"It is absolutely necessary that we come out of the former positions if we are to have real discussions, real negotiations in Vienna," he said after meeting Kosovo President Fatmir Sejdiu.
Sejdiu was quick to dismiss comments on partitioning the province.
"People have a right to different ideas and proposals," said Sejdiu, who will lead the Albanian negotiating team into talks in the Austrian capital Thursday. "For us, it is important that we have a clear determination for preserving Kosovo's integrity."
In Belgrade, Serbian Foreign Minister Vuk Jeremic also rejected the idea of partition.

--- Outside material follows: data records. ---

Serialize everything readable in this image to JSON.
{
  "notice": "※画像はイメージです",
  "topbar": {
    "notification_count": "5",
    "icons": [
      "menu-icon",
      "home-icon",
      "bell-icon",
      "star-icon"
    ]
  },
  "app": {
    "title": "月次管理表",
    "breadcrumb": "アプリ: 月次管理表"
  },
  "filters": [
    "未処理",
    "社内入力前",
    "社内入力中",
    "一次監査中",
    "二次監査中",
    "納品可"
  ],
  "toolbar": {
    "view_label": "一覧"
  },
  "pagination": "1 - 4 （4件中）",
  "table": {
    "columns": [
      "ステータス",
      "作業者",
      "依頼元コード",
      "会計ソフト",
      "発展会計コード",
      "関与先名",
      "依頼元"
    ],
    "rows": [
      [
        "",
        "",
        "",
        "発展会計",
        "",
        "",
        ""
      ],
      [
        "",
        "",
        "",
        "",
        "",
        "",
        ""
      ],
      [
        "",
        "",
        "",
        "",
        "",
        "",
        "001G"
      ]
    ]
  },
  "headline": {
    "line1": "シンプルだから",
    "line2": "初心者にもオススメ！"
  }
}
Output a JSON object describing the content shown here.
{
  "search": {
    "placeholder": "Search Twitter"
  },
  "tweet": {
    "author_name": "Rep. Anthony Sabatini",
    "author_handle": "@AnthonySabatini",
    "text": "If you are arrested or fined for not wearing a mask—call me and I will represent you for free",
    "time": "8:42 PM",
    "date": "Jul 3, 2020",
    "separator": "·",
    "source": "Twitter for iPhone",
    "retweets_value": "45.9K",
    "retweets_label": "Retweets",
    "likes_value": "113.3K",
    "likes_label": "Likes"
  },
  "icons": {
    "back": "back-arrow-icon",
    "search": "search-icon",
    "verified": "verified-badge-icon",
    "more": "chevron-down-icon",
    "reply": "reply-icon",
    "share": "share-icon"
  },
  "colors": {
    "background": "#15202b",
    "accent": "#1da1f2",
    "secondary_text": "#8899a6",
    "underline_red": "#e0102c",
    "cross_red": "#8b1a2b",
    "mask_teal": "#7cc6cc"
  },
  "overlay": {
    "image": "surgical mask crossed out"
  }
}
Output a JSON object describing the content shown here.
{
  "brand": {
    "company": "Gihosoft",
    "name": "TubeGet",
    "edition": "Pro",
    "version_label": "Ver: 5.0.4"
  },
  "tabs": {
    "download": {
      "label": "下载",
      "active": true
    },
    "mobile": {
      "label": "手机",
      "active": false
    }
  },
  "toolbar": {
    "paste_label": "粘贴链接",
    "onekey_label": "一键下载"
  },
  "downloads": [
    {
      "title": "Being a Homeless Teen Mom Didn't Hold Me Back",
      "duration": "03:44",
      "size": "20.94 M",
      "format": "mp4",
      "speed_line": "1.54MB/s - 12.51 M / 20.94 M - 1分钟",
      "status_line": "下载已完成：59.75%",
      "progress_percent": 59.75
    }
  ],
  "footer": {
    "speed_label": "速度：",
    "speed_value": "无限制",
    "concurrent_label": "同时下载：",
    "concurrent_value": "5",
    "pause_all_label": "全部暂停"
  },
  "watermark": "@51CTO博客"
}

The "sovereignty and territorial integrity of Serbia cannot be brought into question. We are against the partition of Serbia, therefore we are against the partition of Kosovo," Jeremic said.
The 120-day talks will be followed by a report from international envoys to U.N. Secretary-General Ban Ki-moon by Dec. 10.
So far, negotiators on both sides remained adamant they would not retreat from their positions. Ethnic Albanians seek independence, while Serbia insists Kosovo remains part of the country.
The province is formally a part of Serbia, although it has been under U.N. and NATO administration since the end of the 1998-99 war between ethnic Albanian separatists and Serb forces.
Finnish President Martti Ahtisaari proposed, after yearlong talks, that Kosovo become independent but retain an international presence to guarantee the rights of the Serb minority.
The talks failed after Russia threatened to block any such move in the U.N. Security Council.